The iPhone stores data on Wi-Fi hotspots and cell towers to quickly find GPS satellites.
Apple has acknowledged that its iPhone devices have been storing up to a year's worth of location data, and has promised various fixes to resolve the 'bugs.'
In a statement on its website
, Apple explained why iPhones had been storing users' location data and, in some cases, sending this information back to Apple.
The data refers to the logging of WiFi hotspot and cell tower data, which aids in the quick acquisition of a GPS location fix, also known as Assisted GPS. Without the data, relying on the GPS signal alone will result in a lengthy wait while your position is fixed.
The method has been used on nearly all mobile phones with position fixing, dating back to early devices such as the Nokia N95.

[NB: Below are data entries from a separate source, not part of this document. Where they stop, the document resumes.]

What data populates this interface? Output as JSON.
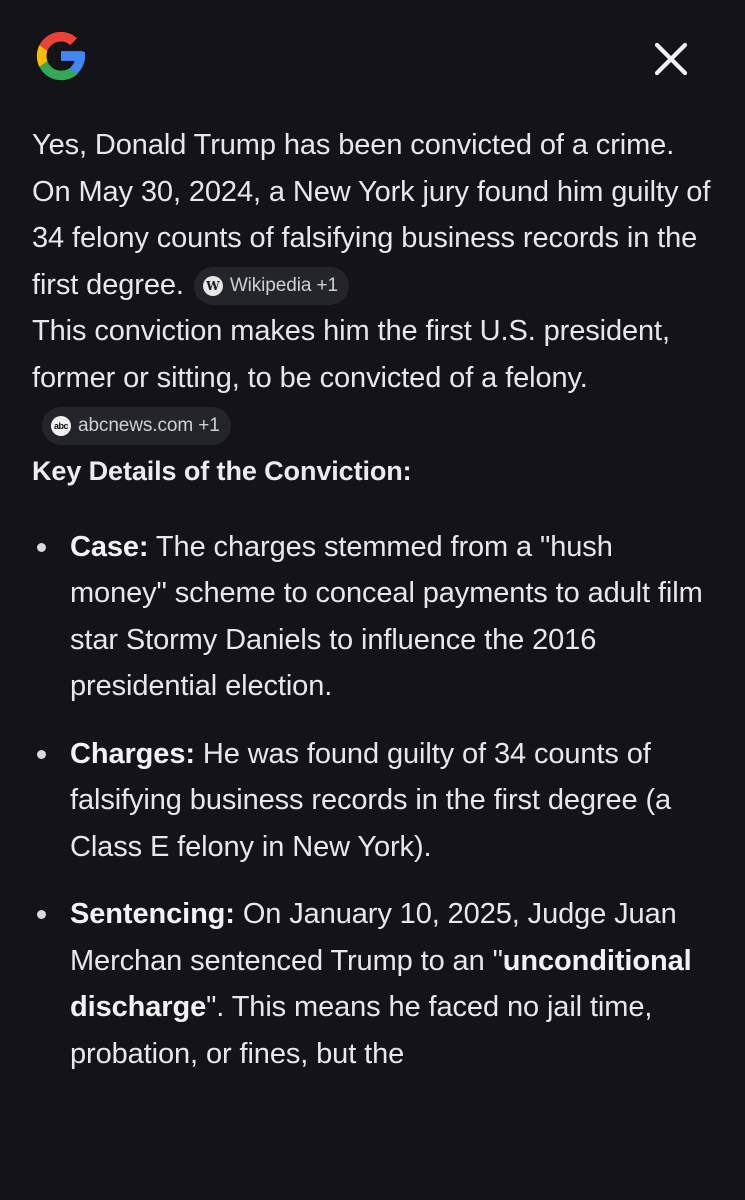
{
  "header": {
    "logo": "google-g-logo",
    "close_icon": "close-icon"
  },
  "para1": {
    "text": "Yes, Donald Trump has been convicted of a crime. On May 30, 2024, a New York jury found him guilty of 34 felony counts of falsifying business records in the first degree.",
    "chip_label": "Wikipedia +1",
    "chip_icon": "W"
  },
  "para2": {
    "text": "This conviction makes him the first U.S. president, former or sitting, to be convicted of a felony.",
    "chip_label": "abcnews.com +1",
    "chip_icon": "abc"
  },
  "heading": "Key Details of the Conviction:",
  "details": [
    {
      "label": "Case:",
      "text": " The charges stemmed from a \"hush money\" scheme to conceal payments to adult film star Stormy Daniels to influence the 2016 presidential election."
    },
    {
      "label": "Charges:",
      "text": " He was found guilty of 34 counts of falsifying business records in the first degree (a Class E felony in New York)."
    },
    {
      "label": "Sentencing:",
      "text_before": " On January 10, 2025, Judge Juan Merchan sentenced Trump to an \"",
      "emphasis": "unconditional discharge",
      "text_after": "\". This means he faced no jail time, probation, or fines, but the"
    }
  ],
  "colors": {
    "background": "#131318",
    "text": "#e8e8ec",
    "chip_bg": "#24242b",
    "google_blue": "#4285F4",
    "google_red": "#EA4335",
    "google_yellow": "#FBBC05",
    "google_green": "#34A853"
  }
}
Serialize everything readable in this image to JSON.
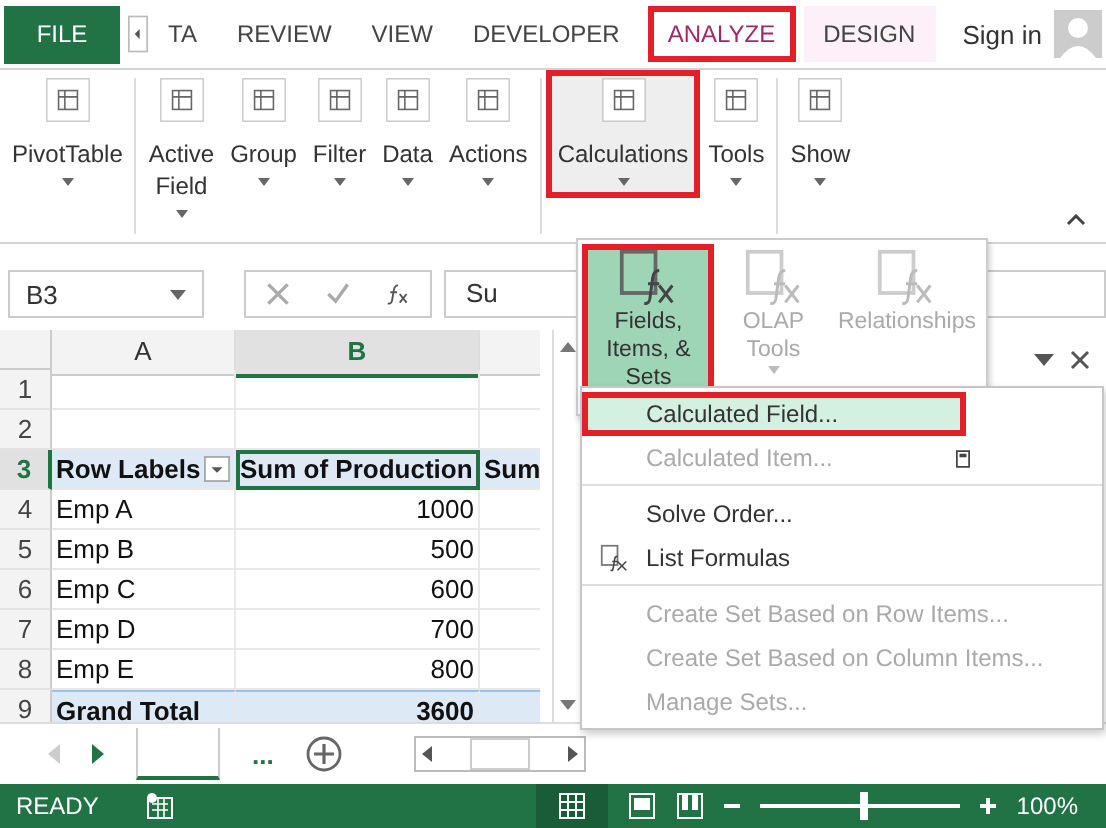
{
  "ribbon_tabs": [
    {
      "label": "FILE",
      "kind": "file",
      "selected": false,
      "highlighted": false
    },
    {
      "label": "TA",
      "kind": "tab",
      "selected": false,
      "highlighted": false
    },
    {
      "label": "REVIEW",
      "kind": "tab",
      "selected": false,
      "highlighted": false
    },
    {
      "label": "VIEW",
      "kind": "tab",
      "selected": false,
      "highlighted": false
    },
    {
      "label": "DEVELOPER",
      "kind": "tab",
      "selected": false,
      "highlighted": false
    },
    {
      "label": "ANALYZE",
      "kind": "context",
      "selected": true,
      "highlighted": true
    },
    {
      "label": "DESIGN",
      "kind": "context",
      "selected": false,
      "highlighted": false
    }
  ],
  "account": {
    "label": "Sign in"
  },
  "ribbon_buttons": [
    {
      "label": "PivotTable",
      "dropdown": true,
      "pressed": false,
      "highlighted": false
    },
    {
      "label": "Active Field",
      "dropdown": true,
      "pressed": false,
      "highlighted": false
    },
    {
      "label": "Group",
      "dropdown": true,
      "pressed": false,
      "highlighted": false
    },
    {
      "label": "Filter",
      "dropdown": true,
      "pressed": false,
      "highlighted": false
    },
    {
      "label": "Data",
      "dropdown": true,
      "pressed": false,
      "highlighted": false
    },
    {
      "label": "Actions",
      "dropdown": true,
      "pressed": false,
      "highlighted": false
    },
    {
      "label": "Calculations",
      "dropdown": true,
      "pressed": true,
      "highlighted": true
    },
    {
      "label": "Tools",
      "dropdown": true,
      "pressed": false,
      "highlighted": false
    },
    {
      "label": "Show",
      "dropdown": true,
      "pressed": false,
      "highlighted": false
    }
  ],
  "formula_bar": {
    "name_box": "B3",
    "formula": "Su"
  },
  "sheet": {
    "columns": [
      {
        "label": "A",
        "selected": false
      },
      {
        "label": "B",
        "selected": true
      }
    ],
    "rows": [
      {
        "number": "1",
        "selected": false,
        "kind": "blank",
        "cells": []
      },
      {
        "number": "2",
        "selected": false,
        "kind": "blank",
        "cells": []
      },
      {
        "number": "3",
        "selected": true,
        "kind": "header",
        "cells": [
          "Row Labels",
          "Sum of Production",
          "Sum"
        ]
      },
      {
        "number": "4",
        "selected": false,
        "kind": "data",
        "cells": [
          "Emp A",
          "1000"
        ]
      },
      {
        "number": "5",
        "selected": false,
        "kind": "data",
        "cells": [
          "Emp B",
          "500"
        ]
      },
      {
        "number": "6",
        "selected": false,
        "kind": "data",
        "cells": [
          "Emp C",
          "600"
        ]
      },
      {
        "number": "7",
        "selected": false,
        "kind": "data",
        "cells": [
          "Emp D",
          "700"
        ]
      },
      {
        "number": "8",
        "selected": false,
        "kind": "data",
        "cells": [
          "Emp E",
          "800"
        ]
      },
      {
        "number": "9",
        "selected": false,
        "kind": "total",
        "cells": [
          "Grand Total",
          "3600"
        ]
      }
    ]
  },
  "sheet_tabs": {
    "more": "..."
  },
  "gallery": [
    {
      "label": "Fields, Items, & Sets",
      "dropdown": true,
      "selected": true,
      "disabled": false,
      "highlighted": true
    },
    {
      "label": "OLAP Tools",
      "dropdown": true,
      "selected": false,
      "disabled": true,
      "highlighted": false
    },
    {
      "label": "Relationships",
      "dropdown": false,
      "selected": false,
      "disabled": true,
      "highlighted": false
    }
  ],
  "menu": [
    {
      "label": "Calculated Field...",
      "disabled": false,
      "selected": true,
      "highlighted": true,
      "icon": false,
      "side_icon": false,
      "separator_after": false
    },
    {
      "label": "Calculated Item...",
      "disabled": true,
      "selected": false,
      "highlighted": false,
      "icon": false,
      "side_icon": true,
      "separator_after": true
    },
    {
      "label": "Solve Order...",
      "disabled": false,
      "selected": false,
      "highlighted": false,
      "icon": false,
      "side_icon": false,
      "separator_after": false
    },
    {
      "label": "List Formulas",
      "disabled": false,
      "selected": false,
      "highlighted": false,
      "icon": true,
      "side_icon": false,
      "separator_after": true
    },
    {
      "label": "Create Set Based on Row Items...",
      "disabled": true,
      "selected": false,
      "highlighted": false,
      "icon": false,
      "side_icon": false,
      "separator_after": false
    },
    {
      "label": "Create Set Based on Column Items...",
      "disabled": true,
      "selected": false,
      "highlighted": false,
      "icon": false,
      "side_icon": false,
      "separator_after": false
    },
    {
      "label": "Manage Sets...",
      "disabled": true,
      "selected": false,
      "highlighted": false,
      "icon": false,
      "side_icon": false,
      "separator_after": false
    }
  ],
  "status_bar": {
    "status": "READY",
    "zoom": "100%",
    "zoom_slider": {
      "level": 0.52
    }
  }
}
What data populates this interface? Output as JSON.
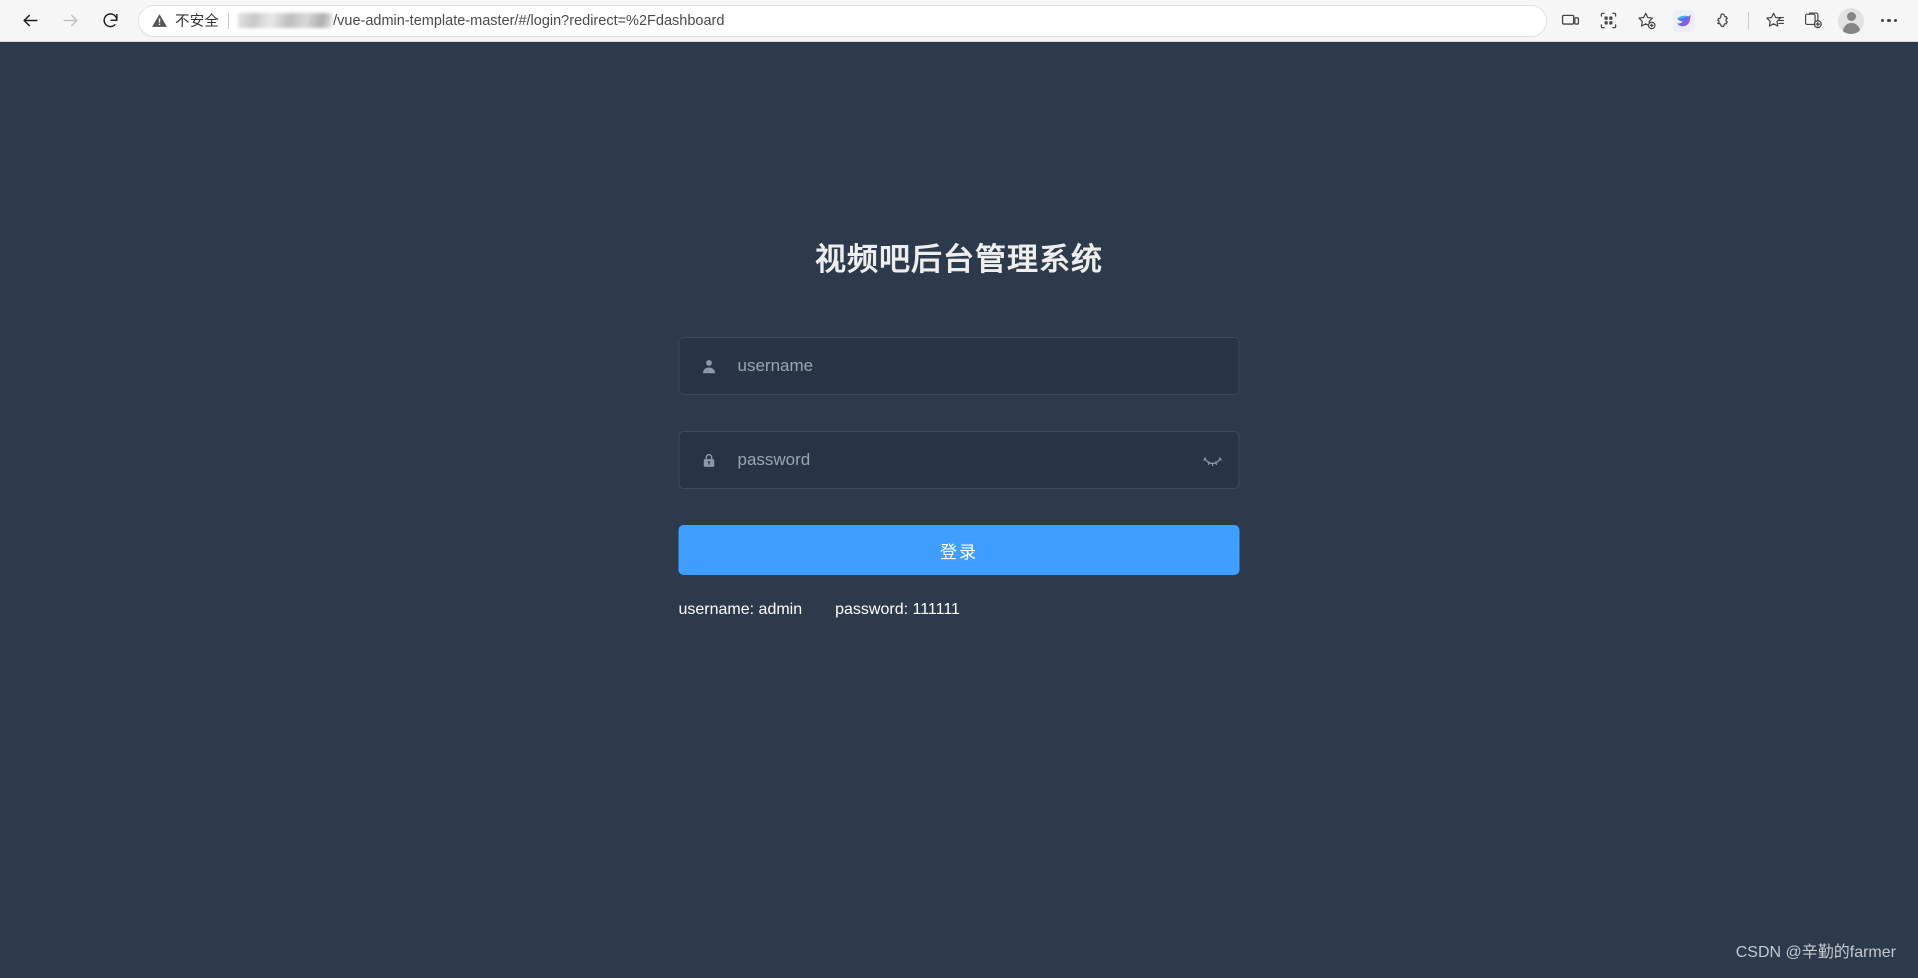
{
  "browser": {
    "back_tooltip": "返回",
    "forward_tooltip": "前进",
    "reload_tooltip": "刷新",
    "security_label": "不安全",
    "url_text": "/vue-admin-template-master/#/login?redirect=%2Fdashboard",
    "url_redacted": "",
    "icons": {
      "warning": "warning-triangle-icon",
      "cast": "cast-device-icon",
      "collections_grid": "app-grid-icon",
      "add_favorite": "add-favorite-star-icon",
      "extension_bird": "bird-extension-icon",
      "extensions_puzzle": "extensions-puzzle-icon",
      "favorites": "favorites-list-icon",
      "collections": "collections-icon",
      "profile": "profile-avatar-icon",
      "settings_more": "more-settings-icon"
    }
  },
  "page": {
    "title": "视频吧后台管理系统",
    "background_color": "#2d3a4b",
    "accent_color": "#409eff",
    "field_background": "#283443"
  },
  "form": {
    "username": {
      "value": "",
      "placeholder": "username",
      "icon": "user-icon"
    },
    "password": {
      "value": "",
      "placeholder": "password",
      "icon": "lock-icon",
      "toggle_icon": "eye-off-icon",
      "visible": false
    },
    "submit_label": "登录"
  },
  "tips": {
    "username_hint": "username: admin",
    "password_hint": "password: 111111"
  },
  "watermark": {
    "text": "CSDN @辛勤的farmer"
  }
}
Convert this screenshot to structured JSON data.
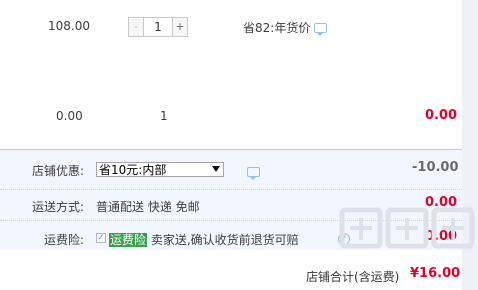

In the statement, Apple has said that many of the cell tower and WiFi hotspot locations 'may be located more than one hundred miles away from your iPhone'
The statement also went into more detail about a crowd-sourced database, which aids quick position fixing. According to Apple, 'iPhone(s) can reduce this time to just a few seconds by using Wi-Fi hotspot and cell tower data to quickly find GPS satellites, and even triangulate its location using just Wi-Fi hotspot and cell tower data when GPS is not available (such as indoors or in basements).
'These calculations are performed live on the iPhone using a crowd-sourced database of Wi-Fi hotspot and cell tower data that is generated by tens of millions of iPhones sending the geo-tagged locations of nearby Wi-Fi hotspots and cell towers in an anonymous and encrypted form to Apple.'
The company also explained that Apple was unable to use this data to locate iPhone users, claiming that 'this data is sent to Apple in an anonymous and encrypted form. Apple cannot identify the source of this data.'
However, the company has promised reduce the size of the crowd-sourced Wi-Fi hotspot and cell tower database cached on the iPhone in future updates. In the future, the cache will no longer be backed up, and phones will delete the cache entirely when Location Services is turned off. In the next major iOS software release, the cache will also be encrypted on the iPhone.
In what looks like a cross between an apology and a jibe at the consumer outrage following the discovery, Apple also added that 'users are confused, partly because the creators of this new technology (including Apple) have not provided enough education about these issues to date. '
Are you confused about the issue? Would you rather your location data wasn't stored in any way? Maybe you don't give a damn so long as your phone is always able to pinpoint your location quickly? Let us know in the forums